In the early days of the outbreak, Facebook’s top concern was stopping the spread of misinformation about the virus. Now that those efforts are up and running, the company is building new features to help users and small businesses affected by the global lockdown, according to Fidji Simo, the head of Facebook’s main social network.
“This is a really unique moment,” Simo says. Facebook has had to “adjust really quickly and really reshape our roadmap.”
Messaging and voice calls from Facebook’s Messenger and WhatsApp services have jumped more than 50 percent in some of the regions hit hardest by the response to COVID-19. The number of people in the U.S. watching livestreams on the Facebook Live video feature has increased by 50 percent since January, Simo notes. “Live is definitely exploding right now,” she says.
Facebook is moving quickly to capitalize on rising usage by people stuck at home. The company announced a handful of updates to Facebook Live on Friday, including a way for users to watch streams without a Facebook account. It’s also expanding its digital tipping product so viewers can send money to more creators in need of support during the economic downturn.
Expanding its focus on Live means reducing attention on other products, and Facebook has had to quickly shift priorities. It no longer makes sense to have as many people working on products that encourage in-person gathering, like Facebook Events, Simo says. Facebook has stopped showing as many event reminders to users, and employees have been asked to temporarily volunteer for products in need of more help, like Live, News and Groups.
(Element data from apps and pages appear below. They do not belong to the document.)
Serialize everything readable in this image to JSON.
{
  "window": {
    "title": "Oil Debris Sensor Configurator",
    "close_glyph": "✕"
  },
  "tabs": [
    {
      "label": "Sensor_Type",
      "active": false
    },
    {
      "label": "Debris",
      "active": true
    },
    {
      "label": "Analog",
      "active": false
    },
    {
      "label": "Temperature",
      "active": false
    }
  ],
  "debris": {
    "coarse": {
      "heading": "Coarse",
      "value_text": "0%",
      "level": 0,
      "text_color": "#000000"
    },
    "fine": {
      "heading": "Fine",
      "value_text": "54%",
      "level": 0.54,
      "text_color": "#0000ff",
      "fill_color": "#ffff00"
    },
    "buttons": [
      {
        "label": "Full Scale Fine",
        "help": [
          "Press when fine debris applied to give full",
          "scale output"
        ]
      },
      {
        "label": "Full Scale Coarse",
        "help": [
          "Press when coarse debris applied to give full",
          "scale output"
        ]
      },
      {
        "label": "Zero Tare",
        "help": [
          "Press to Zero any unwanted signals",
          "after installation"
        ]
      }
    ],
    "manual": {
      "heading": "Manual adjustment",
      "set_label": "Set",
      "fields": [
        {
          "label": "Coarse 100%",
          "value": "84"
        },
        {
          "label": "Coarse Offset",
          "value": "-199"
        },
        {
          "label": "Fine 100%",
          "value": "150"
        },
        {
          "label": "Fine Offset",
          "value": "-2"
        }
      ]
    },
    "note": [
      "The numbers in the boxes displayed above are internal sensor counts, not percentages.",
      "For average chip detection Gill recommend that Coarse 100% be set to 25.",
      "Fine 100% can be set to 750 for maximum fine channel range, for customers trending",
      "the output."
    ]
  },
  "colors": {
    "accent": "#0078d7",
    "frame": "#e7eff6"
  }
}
Facebook is trying to match up skill sets. Facebook Marketplace, for example, isn’t as important right now because it’s not a good time for strangers to meet up to exchange used goods, Simo says. But those employees are well-versed in helping Facebook users make money, and some of them have been redirected to assisting small- and medium-sized businesses weather the current storm.
After the pandemic, Facebook will likely prioritize Groups, live video and News for the long term, Simo says. “It’s a need that exists in times of physical distancing, but it’s a need that exists in normal times as well,” she says.
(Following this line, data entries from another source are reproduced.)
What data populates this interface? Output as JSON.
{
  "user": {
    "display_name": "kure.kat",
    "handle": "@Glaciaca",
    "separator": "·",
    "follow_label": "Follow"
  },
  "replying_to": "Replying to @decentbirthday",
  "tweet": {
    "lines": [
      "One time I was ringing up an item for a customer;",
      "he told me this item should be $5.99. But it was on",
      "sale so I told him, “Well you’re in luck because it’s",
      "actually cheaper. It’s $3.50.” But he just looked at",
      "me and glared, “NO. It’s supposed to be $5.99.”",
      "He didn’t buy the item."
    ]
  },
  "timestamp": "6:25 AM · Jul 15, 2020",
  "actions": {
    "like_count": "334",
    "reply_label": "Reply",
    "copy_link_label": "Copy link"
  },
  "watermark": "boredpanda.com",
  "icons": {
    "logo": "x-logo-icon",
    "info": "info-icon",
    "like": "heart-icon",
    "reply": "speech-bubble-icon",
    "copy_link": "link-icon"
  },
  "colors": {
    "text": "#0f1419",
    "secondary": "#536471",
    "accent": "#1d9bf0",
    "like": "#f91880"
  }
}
All of these efforts have been further complicated because Facebook employees are working remotely, which Simo calls a “big disruption” and a particular challenge for employees with children in the house and families to take care of.
As people flock to Facebook properties in record numbers, the company is trying to ensure employees still have balance in their newly chaotic home lives. “In order to allow employees time taking care of children at home, their schedules have become more flexible,” Simo says. She has cut the number of meetings in half.
Despite the rise in usage, Facebook’s business doesn’t stand to benefit in the near term. Many of the products that people are using, like messaging and Facebook Live, don’t have established businesses yet. Facebook said earlier this week that its ads business, which generates almost all of the company’s revenue, has been “weakening” as a result of COVID-19.
Simo says that Facebook needs to move “incredibly quickly” to figure out more ways for users and small businesses to make money from its services, and those efforts are a priority.
“We have a very big ads team whose entire job is focused on figuring that out,” Simo says when asked if there was pressure to start better monetizing these now-popular products. “For now our focus on helping our users during this specific time, and helping with economic opportunity, is really the right focus.”